How to document your Javascript code

Someone that knows something about Java probably knows about JavaDoc. If you know something about Python you probably document your code following the rules defined for Sphinx (Sphinx uses reStructuredText as its markup language). Or in C, you follow the rules defined for Doxygen (Doxygen also supports other programming languages such as Objective-C, Java, C#, PHP, etc.). But, what happens when we are coding in JavaScript? How can we document our source code?

As a developer that interacts with other members of a team, the need to document all your intentions must become a habit. If you follow some basic rules and stick to them you can gain benefits like the automatic generation of documentation in formats like HTML, PDF, and so on.

I must confess that I’m relatively new to JavaScript, but one of the first things that I implement is the source code documentation. I’ve been using JSDoc for documenting all my JavaScript code, it’s easy, and you only need to follow a short set of rules.

/**
 * @file Working with Tags
 * @author Milton Mazzarri <[email protected]>
 * @version 0.1
 */

var Tag = $(function(){
  /**
   * The Tag definition.
   *
   * @param {String} id - The ID of the Tag.
   * @param {String} description - Concise description of the tag.
   * @param {Number} min - Minimum value accepted for trends.
   * @param {Number} max - Maximum value accepted for trends.
   * @param {Object} plc - The ID of the [email protected] PLC} object where this tag belongs.
   */
  var Tag = function(id, description, min, max, plc) {
    id = id;
    description = description;
    trend_min = min;
    trend_max = max;
    plc = plc;
  };
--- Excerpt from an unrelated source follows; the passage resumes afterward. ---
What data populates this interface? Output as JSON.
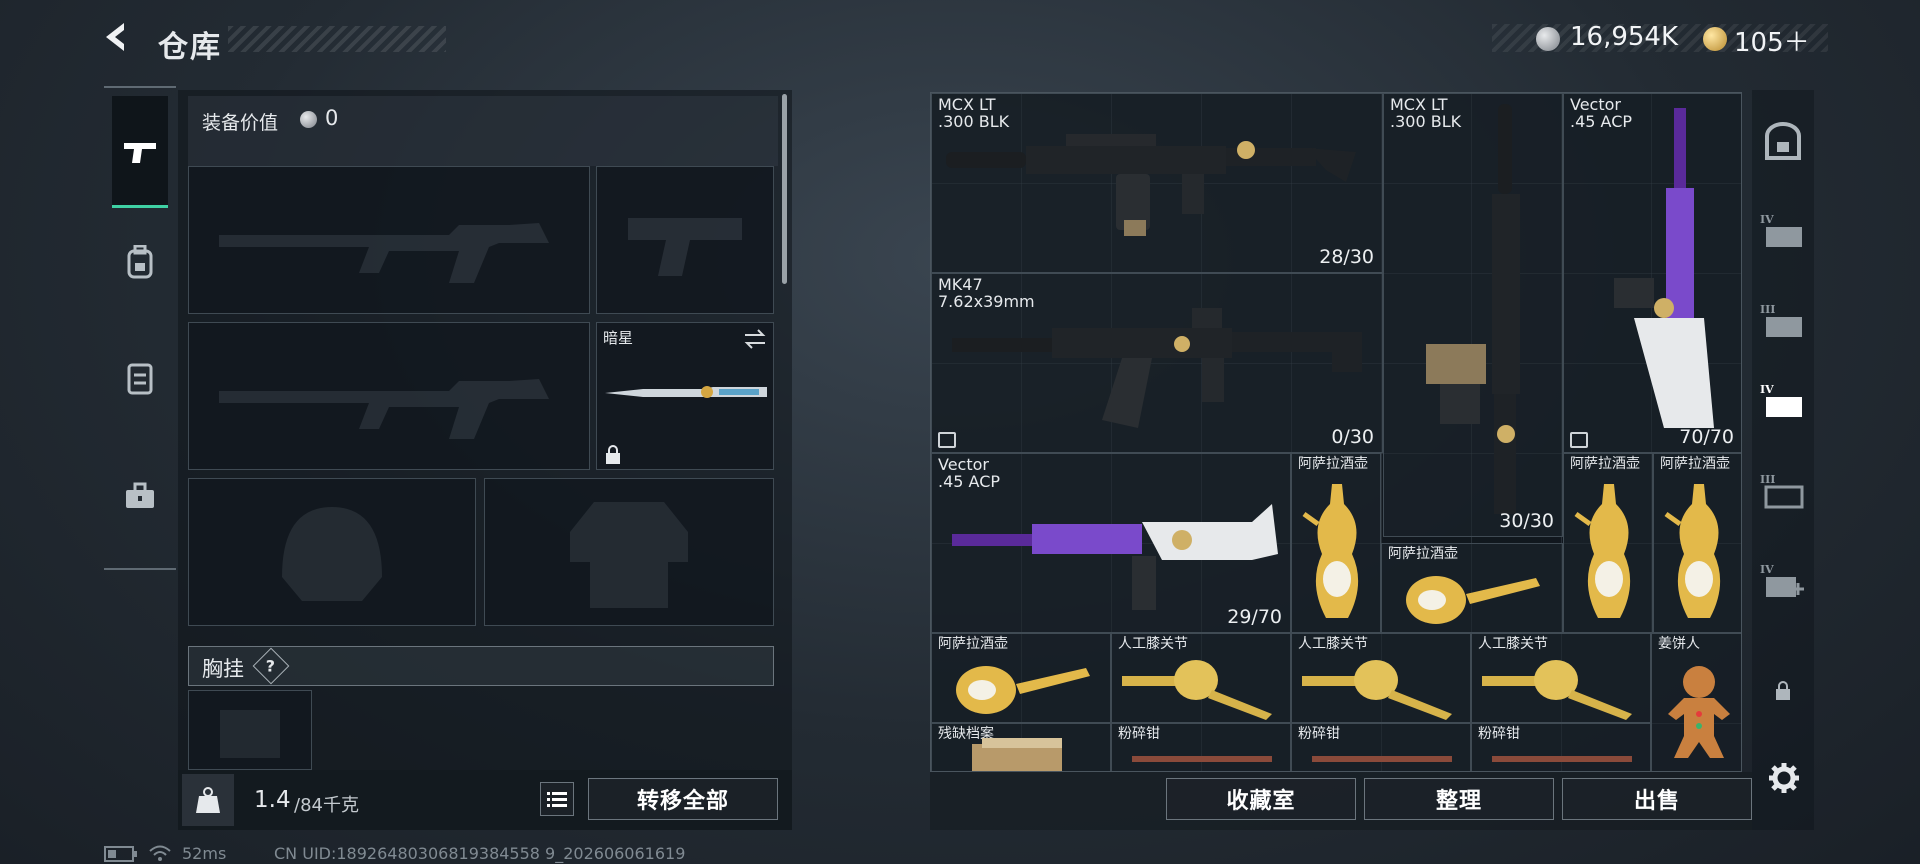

  return {
    /**
     * Get the current value of the tag.
     *
     * @see [Example][email protected] http://example.com}
     * @returns {Number} The current value of the tag.
     */
    getValue: function() {
      return Math.random;
    }
  };
 }());
 

In the previous example, I have documented the index of the file, showing the author and version, you can also include other things such as a copyright and license note. I have also documented the class definition including parameters and methods specifying the name, and type with a concise description.

After you process your source code with JSDoc the result looks like the following:
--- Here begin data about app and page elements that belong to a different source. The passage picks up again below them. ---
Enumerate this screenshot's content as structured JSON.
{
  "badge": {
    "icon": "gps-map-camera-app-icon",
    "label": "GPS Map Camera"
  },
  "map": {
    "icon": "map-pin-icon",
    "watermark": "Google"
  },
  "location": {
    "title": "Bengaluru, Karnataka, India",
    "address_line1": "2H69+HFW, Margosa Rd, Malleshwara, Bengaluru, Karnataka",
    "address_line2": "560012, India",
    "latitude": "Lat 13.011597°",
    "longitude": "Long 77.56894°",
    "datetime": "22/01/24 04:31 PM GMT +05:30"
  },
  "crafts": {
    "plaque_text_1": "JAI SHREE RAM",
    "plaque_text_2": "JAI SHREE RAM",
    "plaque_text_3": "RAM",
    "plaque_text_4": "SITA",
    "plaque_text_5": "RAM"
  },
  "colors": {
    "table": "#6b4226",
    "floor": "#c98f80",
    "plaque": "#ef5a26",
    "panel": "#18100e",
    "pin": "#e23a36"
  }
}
usejsdoc

In the previous image you see the documentation in HTML format, also you see a table that displays the parameters with appropriate links to your source code, and finally, JSDoc implements a very nice style to your document.
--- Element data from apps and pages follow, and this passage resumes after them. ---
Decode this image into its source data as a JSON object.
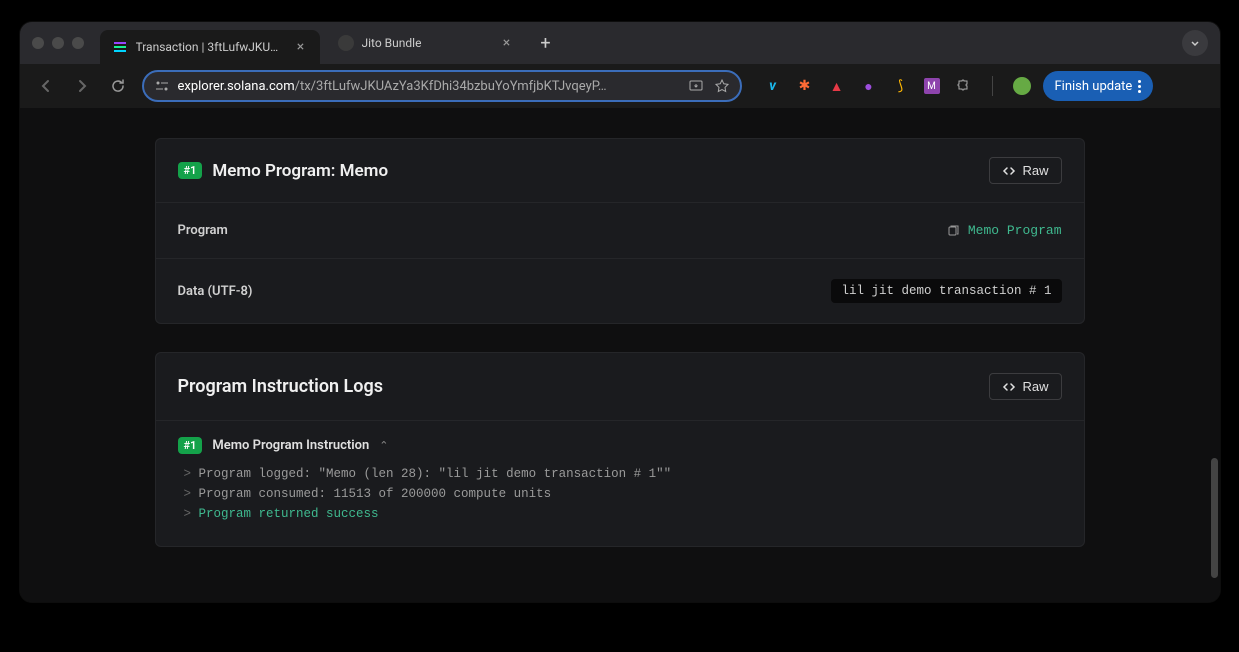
{
  "tabs": [
    {
      "title": "Transaction | 3ftLufwJKUAzY…",
      "active": true
    },
    {
      "title": "Jito Bundle",
      "active": false
    }
  ],
  "url": {
    "domain": "explorer.solana.com",
    "path": "/tx/3ftLufwJKUAzYa3KfDhi34bzbuYoYmfjbKTJvqeyP…"
  },
  "update_button": "Finish update",
  "instruction_card": {
    "badge": "#1",
    "title": "Memo Program: Memo",
    "raw_label": "Raw",
    "rows": {
      "program": {
        "label": "Program",
        "value": "Memo Program"
      },
      "data": {
        "label": "Data (UTF-8)",
        "value": "lil jit demo transaction # 1"
      }
    }
  },
  "logs_card": {
    "title": "Program Instruction Logs",
    "raw_label": "Raw",
    "entry": {
      "badge": "#1",
      "header": "Memo Program Instruction",
      "lines": [
        "Program logged: \"Memo (len 28): \"lil jit demo transaction # 1\"\"",
        "Program consumed: 11513 of 200000 compute units",
        "Program returned success"
      ]
    }
  }
}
If you need further details I recommend you check out the JSDoc documentation.